Task to carry out> For every line in the records that has the word "from", make a copy.

(Dataset excerpts)

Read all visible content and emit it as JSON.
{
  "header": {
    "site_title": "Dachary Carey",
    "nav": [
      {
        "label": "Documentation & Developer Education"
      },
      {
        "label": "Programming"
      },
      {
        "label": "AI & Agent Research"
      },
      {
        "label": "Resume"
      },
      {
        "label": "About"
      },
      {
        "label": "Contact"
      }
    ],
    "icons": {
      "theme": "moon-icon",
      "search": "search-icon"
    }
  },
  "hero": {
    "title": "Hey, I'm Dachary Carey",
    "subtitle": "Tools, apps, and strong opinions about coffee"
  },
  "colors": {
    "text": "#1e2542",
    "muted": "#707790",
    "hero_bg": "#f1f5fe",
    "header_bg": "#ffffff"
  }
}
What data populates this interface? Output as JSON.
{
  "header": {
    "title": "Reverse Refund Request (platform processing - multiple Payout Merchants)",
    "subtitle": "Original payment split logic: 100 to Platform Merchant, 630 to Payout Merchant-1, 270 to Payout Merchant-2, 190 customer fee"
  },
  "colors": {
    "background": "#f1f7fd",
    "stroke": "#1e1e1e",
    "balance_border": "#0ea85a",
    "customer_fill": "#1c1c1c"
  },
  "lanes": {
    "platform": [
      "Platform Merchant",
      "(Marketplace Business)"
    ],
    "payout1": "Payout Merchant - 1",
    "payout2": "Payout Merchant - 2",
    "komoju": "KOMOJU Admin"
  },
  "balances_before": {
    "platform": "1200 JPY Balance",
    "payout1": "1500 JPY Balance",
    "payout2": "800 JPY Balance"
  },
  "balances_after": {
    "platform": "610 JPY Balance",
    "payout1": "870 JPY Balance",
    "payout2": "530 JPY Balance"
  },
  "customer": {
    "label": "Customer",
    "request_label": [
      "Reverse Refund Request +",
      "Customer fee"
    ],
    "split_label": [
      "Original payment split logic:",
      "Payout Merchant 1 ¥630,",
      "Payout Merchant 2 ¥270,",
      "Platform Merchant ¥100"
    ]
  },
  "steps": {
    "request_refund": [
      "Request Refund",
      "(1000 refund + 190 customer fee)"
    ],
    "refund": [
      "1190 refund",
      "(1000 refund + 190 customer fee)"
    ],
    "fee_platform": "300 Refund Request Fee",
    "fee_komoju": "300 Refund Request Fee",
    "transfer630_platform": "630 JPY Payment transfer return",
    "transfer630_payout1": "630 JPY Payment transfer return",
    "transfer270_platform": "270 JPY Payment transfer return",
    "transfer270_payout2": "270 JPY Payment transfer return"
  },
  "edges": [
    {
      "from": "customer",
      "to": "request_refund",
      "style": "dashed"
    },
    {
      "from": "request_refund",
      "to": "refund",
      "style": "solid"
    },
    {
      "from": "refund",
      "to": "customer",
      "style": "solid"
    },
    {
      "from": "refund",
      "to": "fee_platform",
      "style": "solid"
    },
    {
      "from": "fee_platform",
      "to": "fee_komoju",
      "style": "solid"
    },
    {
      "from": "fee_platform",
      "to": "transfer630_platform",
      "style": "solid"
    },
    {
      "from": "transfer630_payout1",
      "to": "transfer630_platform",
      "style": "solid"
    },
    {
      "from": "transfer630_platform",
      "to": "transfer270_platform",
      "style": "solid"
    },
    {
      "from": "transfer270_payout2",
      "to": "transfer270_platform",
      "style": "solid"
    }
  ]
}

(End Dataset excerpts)

Written answer>
      "from": "customer",
      "from": "request_refund",
      "from": "refund",
      "from": "refund",
      "from": "fee_platform",
      "from": "fee_platform",
      "from": "transfer630_payout1",
      "from": "transfer630_platform",
      "from": "transfer270_payout2",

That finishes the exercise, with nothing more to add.